Introduction Despite the availability of a safe and effective vaccine and treatment against hepatitis B, variability of coverage means that HBV still accounts for up to one million deaths annually worldwide. Our aim was to evaluate and support the potential impact of scaling up interventions against HBV, set realistic targets for elimination of transmission and mortality due to HBV and identify key developments needed to achieve them.
Method A dynamic, age, sex and region-structured mathematical model of the worldwide HBV epidemic was constructed incorporating data on epidemiology, vaccination coverage, treatment, regional demography and the natural history of HBV. The model was used to generate predictions regarding incidence of new chronic HBV infections, prevalence and HBV related mortality under assumptions that interventions remain at current levels (‘status quo’). We then used the model to estimate the impact of scaling up of both prevention and treatment interventions, to establish what would be sufficient to bring HBV to the threshold of control and elimination by 2030.
Results The scale-up of infant HBV vaccination to date, is already driving a decrease in new infections, and if maintained at current levels, will have averted 1.2 M deaths by 2030. This will also result in a greater proportion of transmission being mother-to-child. Without further intervention, the number of persons living with HBV will remain at the same current high levels for the next 40–50 years and there will be 20 M HBV-related deaths by 2030. However, a 90% reduction in incidence of new chronic infections and 65% reduction in mortality could be achieved by 2030 with the scale-up of existing interventions: >95% coverage of infant vaccination, 80% coverage of birth dose vaccine and 73% coverage of treatment for all those eligible (implemented from c. 2020). This would amount to 13 M deaths averted worldwide by 2030, including 6 M cases of cancer. The global cost is forecast to peak at $7.5 B annually but decline rapidly after 2030, and could be accelerated if a cure is developed.

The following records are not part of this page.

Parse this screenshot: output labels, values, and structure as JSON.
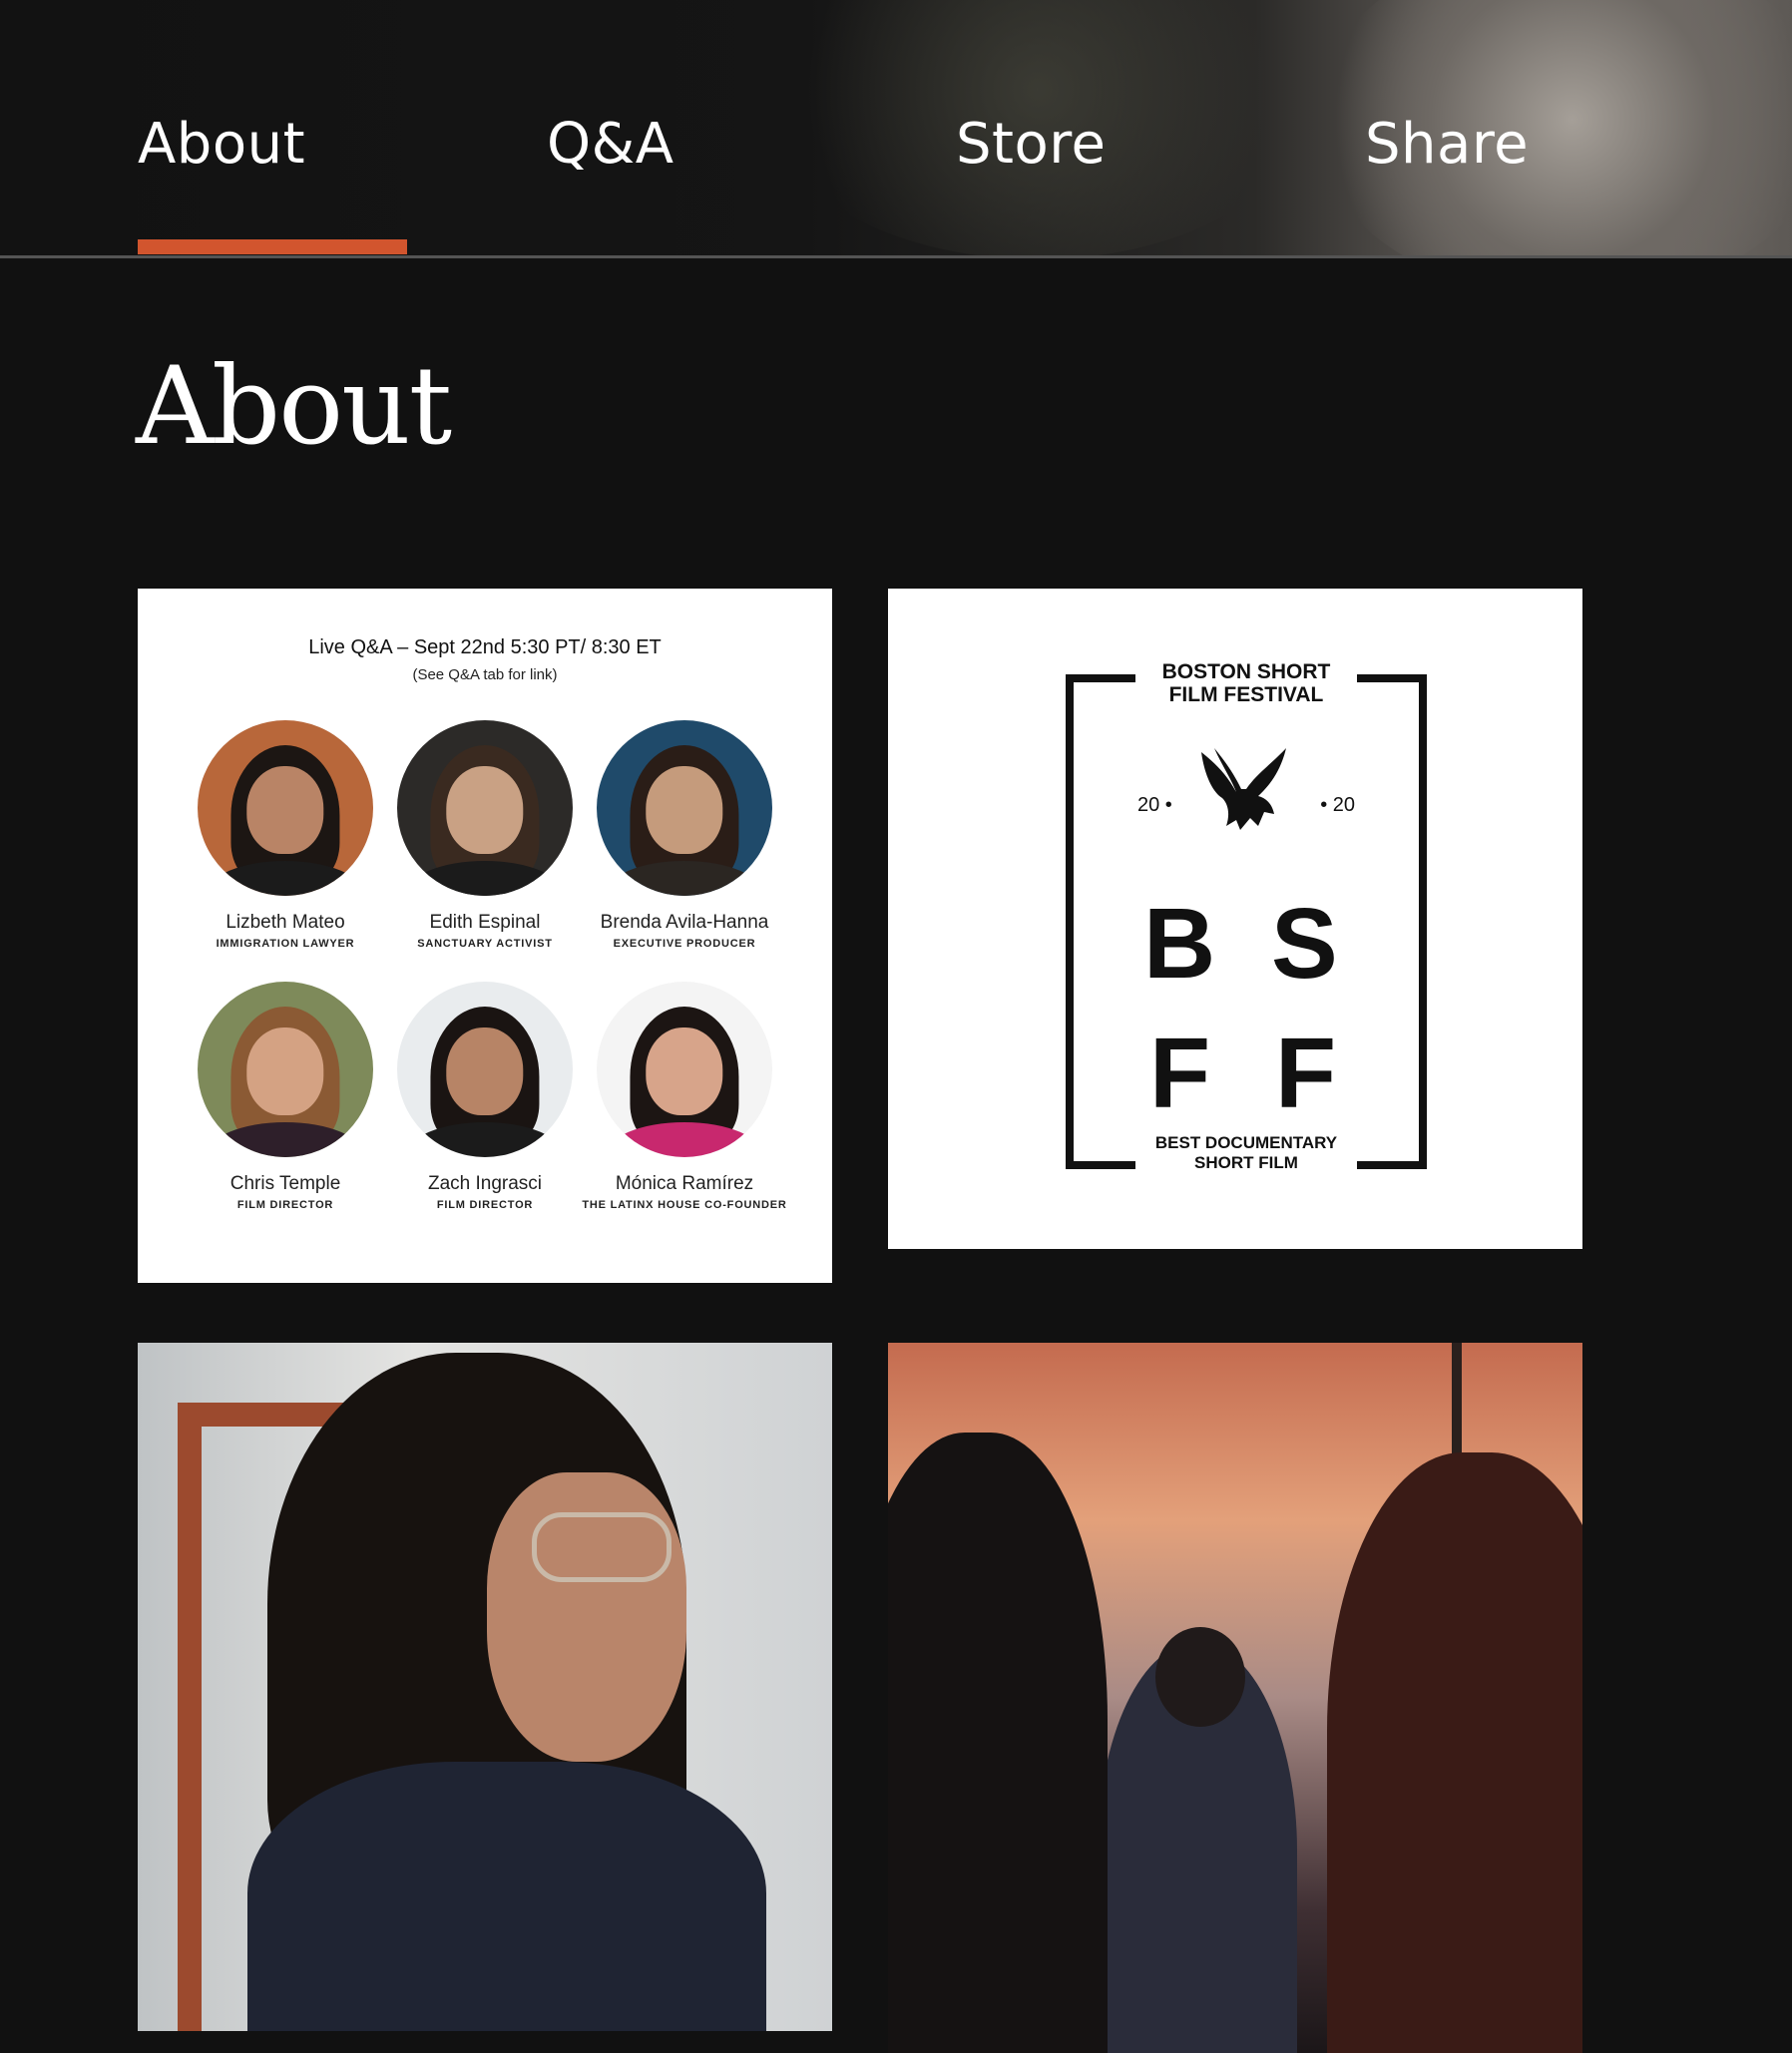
{
  "nav": {
    "tabs": [
      {
        "label": "About",
        "active": true
      },
      {
        "label": "Q&A",
        "active": false
      },
      {
        "label": "Store",
        "active": false
      },
      {
        "label": "Share",
        "active": false
      }
    ],
    "active_color": "#d2552e"
  },
  "page": {
    "title": "About"
  },
  "qa_card": {
    "title": "Live Q&A – Sept 22nd 5:30 PT/ 8:30 ET",
    "subtitle": "(See Q&A tab for link)",
    "people": [
      {
        "name": "Lizbeth Mateo",
        "role": "IMMIGRATION LAWYER"
      },
      {
        "name": "Edith Espinal",
        "role": "SANCTUARY ACTIVIST"
      },
      {
        "name": "Brenda Avila-Hanna",
        "role": "EXECUTIVE PRODUCER"
      },
      {
        "name": "Chris Temple",
        "role": "FILM DIRECTOR"
      },
      {
        "name": "Zach Ingrasci",
        "role": "FILM DIRECTOR"
      },
      {
        "name": "Mónica Ramírez",
        "role": "THE LATINX HOUSE CO-FOUNDER"
      }
    ]
  },
  "award": {
    "top_line1": "BOSTON SHORT",
    "top_line2": "FILM FESTIVAL",
    "year_left": "20 •",
    "year_right": "• 20",
    "letters": [
      "B",
      "S",
      "F",
      "F"
    ],
    "bottom_line1": "BEST DOCUMENTARY",
    "bottom_line2": "SHORT FILM"
  }
}
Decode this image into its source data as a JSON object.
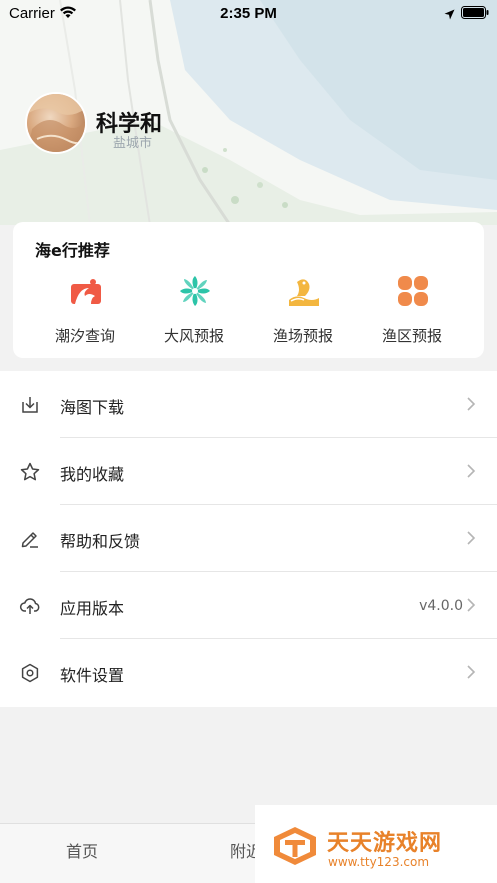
{
  "status_bar": {
    "carrier": "Carrier",
    "time": "2:35 PM"
  },
  "profile": {
    "username": "科学和",
    "map_label": "盐城市"
  },
  "recommend": {
    "title": "海e行推荐",
    "items": [
      {
        "label": "潮汐查询",
        "icon": "tide-icon",
        "color": "#f05a45"
      },
      {
        "label": "大风预报",
        "icon": "wind-icon",
        "color": "#2cc4a8"
      },
      {
        "label": "渔场预报",
        "icon": "fishery-icon",
        "color": "#f3b63f"
      },
      {
        "label": "渔区预报",
        "icon": "fishing-zone-icon",
        "color": "#f08a4b"
      }
    ]
  },
  "menu": {
    "items": [
      {
        "label": "海图下载",
        "icon": "download-icon",
        "value": ""
      },
      {
        "label": "我的收藏",
        "icon": "star-icon",
        "value": ""
      },
      {
        "label": "帮助和反馈",
        "icon": "pencil-icon",
        "value": ""
      },
      {
        "label": "应用版本",
        "icon": "cloud-upload-icon",
        "value": "v4.0.0"
      },
      {
        "label": "软件设置",
        "icon": "settings-icon",
        "value": ""
      }
    ]
  },
  "tab_bar": {
    "tabs": [
      {
        "label": "首页"
      },
      {
        "label": "附近"
      }
    ]
  },
  "watermark": {
    "title": "天天游戏网",
    "url": "www.tty123.com"
  }
}
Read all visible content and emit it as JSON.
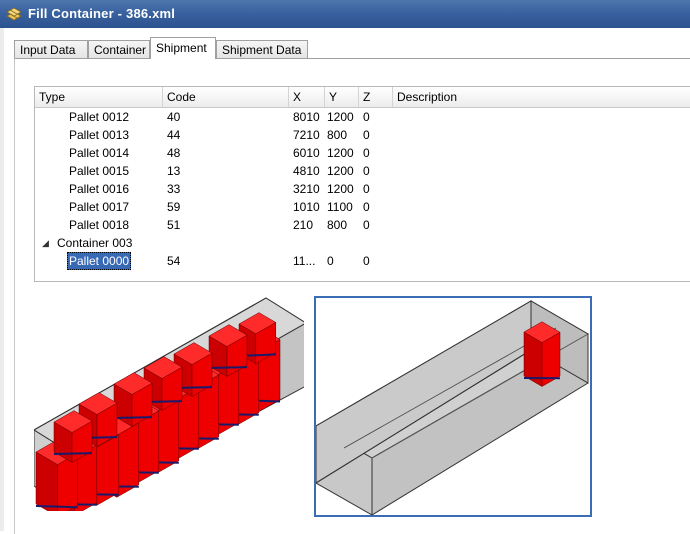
{
  "window": {
    "title": "Fill Container - 386.xml",
    "icon": "container-app-icon"
  },
  "tabs": [
    {
      "label": "Input Data",
      "active": false
    },
    {
      "label": "Container",
      "active": false
    },
    {
      "label": "Shipment",
      "active": true
    },
    {
      "label": "Shipment Data",
      "active": false
    }
  ],
  "grid": {
    "columns": [
      "Type",
      "Code",
      "X",
      "Y",
      "Z",
      "Description"
    ],
    "rows": [
      {
        "type": "Pallet 0012",
        "code": "40",
        "x": "8010",
        "y": "1200",
        "z": "0",
        "description": ""
      },
      {
        "type": "Pallet 0013",
        "code": "44",
        "x": "7210",
        "y": "800",
        "z": "0",
        "description": ""
      },
      {
        "type": "Pallet 0014",
        "code": "48",
        "x": "6010",
        "y": "1200",
        "z": "0",
        "description": ""
      },
      {
        "type": "Pallet 0015",
        "code": "13",
        "x": "4810",
        "y": "1200",
        "z": "0",
        "description": ""
      },
      {
        "type": "Pallet 0016",
        "code": "33",
        "x": "3210",
        "y": "1200",
        "z": "0",
        "description": ""
      },
      {
        "type": "Pallet 0017",
        "code": "59",
        "x": "1010",
        "y": "1100",
        "z": "0",
        "description": ""
      },
      {
        "type": "Pallet 0018",
        "code": "51",
        "x": "210",
        "y": "800",
        "z": "0",
        "description": ""
      }
    ],
    "group": {
      "label": "Container 003",
      "expanded": true
    },
    "group_rows": [
      {
        "type": "Pallet 0000",
        "code": "54",
        "x": "11...",
        "y": "0",
        "z": "0",
        "description": "",
        "selected": true
      }
    ]
  },
  "views": {
    "left": {
      "name": "full-container-3d-view",
      "pallet_color": "#ee0000"
    },
    "right": {
      "name": "selected-container-3d-view",
      "pallet_color": "#ee0000",
      "focused": true
    }
  },
  "colors": {
    "titlebar": "#3a62a0",
    "selection": "#3769b5",
    "pallet": "#ee0000",
    "container": "#c8c8c8"
  }
}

Conclusion The fight against HBV through universal infant vaccination has scored major victories in reducing new infections in some settings but, without further intervention, prevalence and mortality will remain high for decades. However, expansion of vaccination and treatment could reduce deaths by 65% and transmission by 90%. Although the costs are high, they peak at lower values and decline more rapidly than those projected for other infectious diseases with similar burden.
Disclosure of interest None Declared.